They aren't Timken. They're Koyo or F A G. Maybe some SKFs mixed in there.
A little over a month ago, I replaced my front wheel bearings/hubs. Considering the cost of OEM bearings and the fact that it was a Friday night, I started shopping around (flame suit on). I thought it would be a great time to review the wheel bearings that are available for our cars. This is not a DIY, but more of a review of the bearings themselves.
OEM - $220 (Edit: $150 - $170 from sponsors)
Of course there is no denying OEM quality. It is certain to fit, certain to work, and certain to provide the same experience that your car did when new. These bearings were quiet and provided very little rolling resistance, although their free-spinning characteristics may have been because of the miles on them, and the absence of grease. I don't have a new OEM bearing to review, but what can you really say? They are OEM and quality. Below is one of my used OEM wheel bearings. Please note the marked groove in the seal, this will be important later.
Timken - $107
I try to support local (Timken is local), but I will be as objective as possible. The Timken bearings appeared high-quality, and are packaged nicely. The bearing and ABS magnet assembly appeared identical to OE, and it came with a nice plastic alignment tool already in the bearing. Installation of the bearing was a breeze. The Timken bearings seem to have slightly more rolling resistance than my used OE bearings. Below is a picture of the Timken bearing, again please note the groove in the seal.
Duralast - $78

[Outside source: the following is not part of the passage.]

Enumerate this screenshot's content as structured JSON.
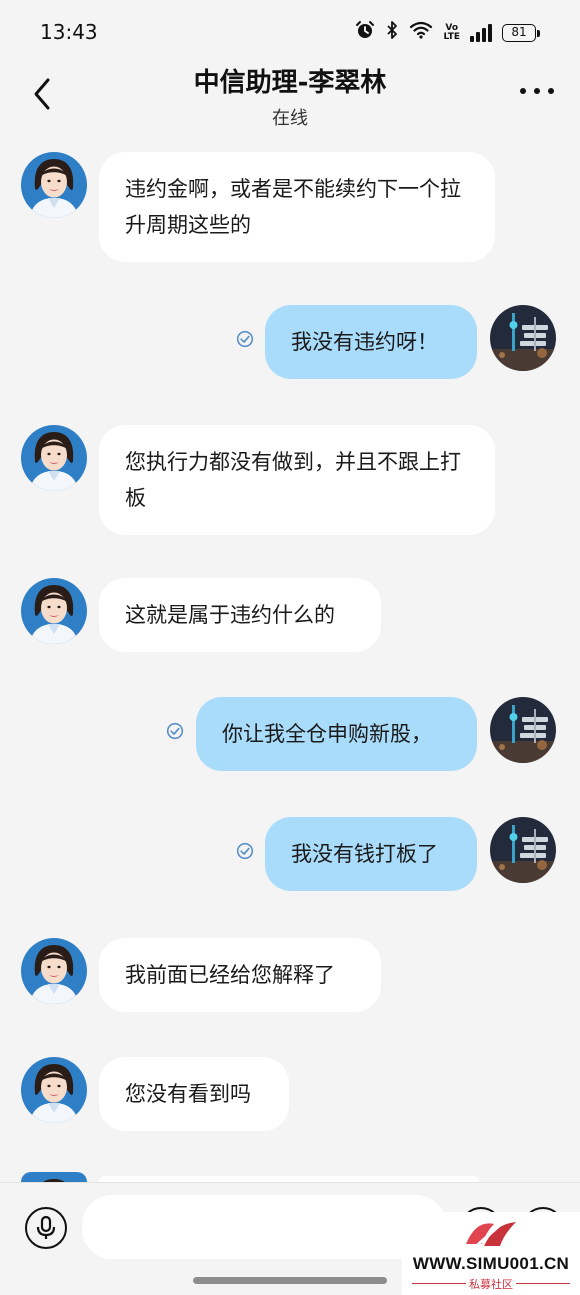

They say you get what you pay for, and in this case it rings true. The bearings themselves seemed to be high quality, however the ABS magnet assembly appears to be cut instead of cast, and is quite different than OE. This unit came without an alignment tool. It was difficult to slide the bearing onto the spindle, and the inner race popped out of the bearing in the process. After replacing the inner race and sliding the bearing on, it became obvious that the assembly was rubbing the dust shield. Remember the groove that was in the OE and Timken? It is not present on the Duralast. These bearings are a no-go. Below are pictures of the duralast bearing, and the dust shield that it rubs against.

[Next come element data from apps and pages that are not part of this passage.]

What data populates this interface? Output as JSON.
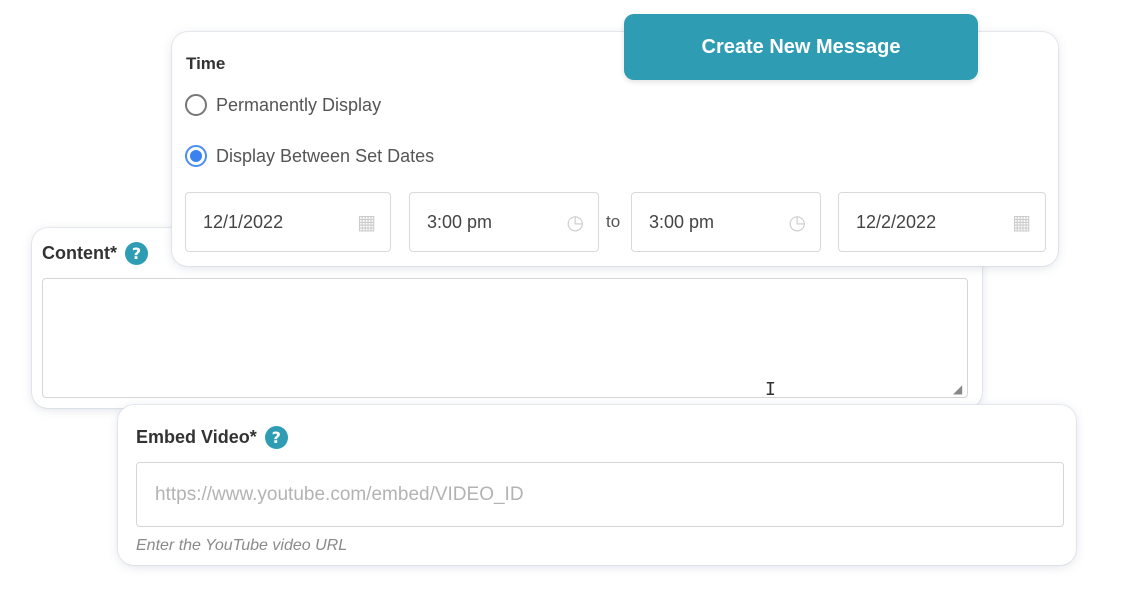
{
  "header": {
    "create_button_label": "Create New Message"
  },
  "time": {
    "title": "Time",
    "options": [
      {
        "label": "Permanently Display",
        "checked": false
      },
      {
        "label": "Display Between Set Dates",
        "checked": true
      }
    ],
    "start_date": "12/1/2022",
    "start_time": "3:00 pm",
    "to_label": "to",
    "end_time": "3:00 pm",
    "end_date": "12/2/2022",
    "icons": {
      "date": "calendar-icon",
      "time": "clock-icon"
    }
  },
  "content": {
    "label": "Content*",
    "help_icon": "help-icon",
    "value": ""
  },
  "video": {
    "label": "Embed Video*",
    "help_icon": "help-icon",
    "placeholder": "https://www.youtube.com/embed/VIDEO_ID",
    "hint": "Enter the YouTube video URL"
  },
  "colors": {
    "accent": "#2e9db4",
    "radio_selected": "#3b82f0"
  }
}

OEM is always the best part to put on your car. If you are in a hurry and cannot get OEM at the moment, or if you are thrifty (both were applicable in my case), the Timken bearings can be a viable alternative that will accomplish the same task. I have put about 5000 miles on these Timken bearings so far with no issues. This is in just over a month - I drive a lot. If any issues do arise, I will be sure to update this thread. Hope this helps someone.
Made in Japan baby. Install with confidence.

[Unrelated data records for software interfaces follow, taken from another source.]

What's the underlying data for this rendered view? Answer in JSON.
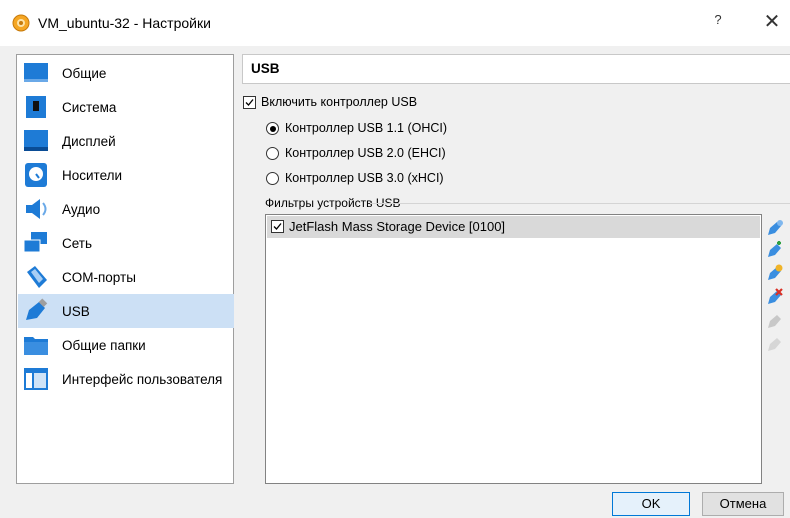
{
  "window": {
    "title": "VM_ubuntu-32 - Настройки",
    "help": "?",
    "close": "✕"
  },
  "sidebar": {
    "items": [
      {
        "label": "Общие",
        "icon": "general-icon"
      },
      {
        "label": "Система",
        "icon": "system-icon"
      },
      {
        "label": "Дисплей",
        "icon": "display-icon"
      },
      {
        "label": "Носители",
        "icon": "storage-icon"
      },
      {
        "label": "Аудио",
        "icon": "audio-icon"
      },
      {
        "label": "Сеть",
        "icon": "network-icon"
      },
      {
        "label": "COM-порты",
        "icon": "serial-ports-icon"
      },
      {
        "label": "USB",
        "icon": "usb-icon",
        "selected": true
      },
      {
        "label": "Общие папки",
        "icon": "shared-folders-icon"
      },
      {
        "label": "Интерфейс пользователя",
        "icon": "user-interface-icon"
      }
    ]
  },
  "usb": {
    "section_title": "USB",
    "enable_label": "Включить контроллер USB",
    "enable_checked": true,
    "controllers": [
      {
        "label": "Контроллер USB 1.1 (OHCI)",
        "selected": true
      },
      {
        "label": "Контроллер USB 2.0 (EHCI)",
        "selected": false
      },
      {
        "label": "Контроллер USB 3.0 (xHCI)",
        "selected": false
      }
    ],
    "filters_label": "Фильтры устройств USB",
    "filters": [
      {
        "label": "JetFlash Mass Storage Device [0100]",
        "checked": true
      }
    ],
    "tools": [
      {
        "name": "add-empty-filter-icon",
        "enabled": true
      },
      {
        "name": "add-filter-from-device-icon",
        "enabled": true
      },
      {
        "name": "edit-filter-icon",
        "enabled": true
      },
      {
        "name": "remove-filter-icon",
        "enabled": true
      },
      {
        "name": "move-filter-up-icon",
        "enabled": false
      },
      {
        "name": "move-filter-down-icon",
        "enabled": false
      }
    ]
  },
  "buttons": {
    "ok": "OK",
    "cancel": "Отмена"
  },
  "colors": {
    "selection": "#cce0f5",
    "accent": "#0078d7",
    "icon_blue": "#1e7bd6"
  }
}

The other thread linked in this one (WDE46's - http://forum.e46fanatics.com/showthread.php?t=1010936&highlight=) has the answer... Koyo is a great bearing. Put it in with confidence. In fact, I put these on my car a number of years ago and they have given me no troubles.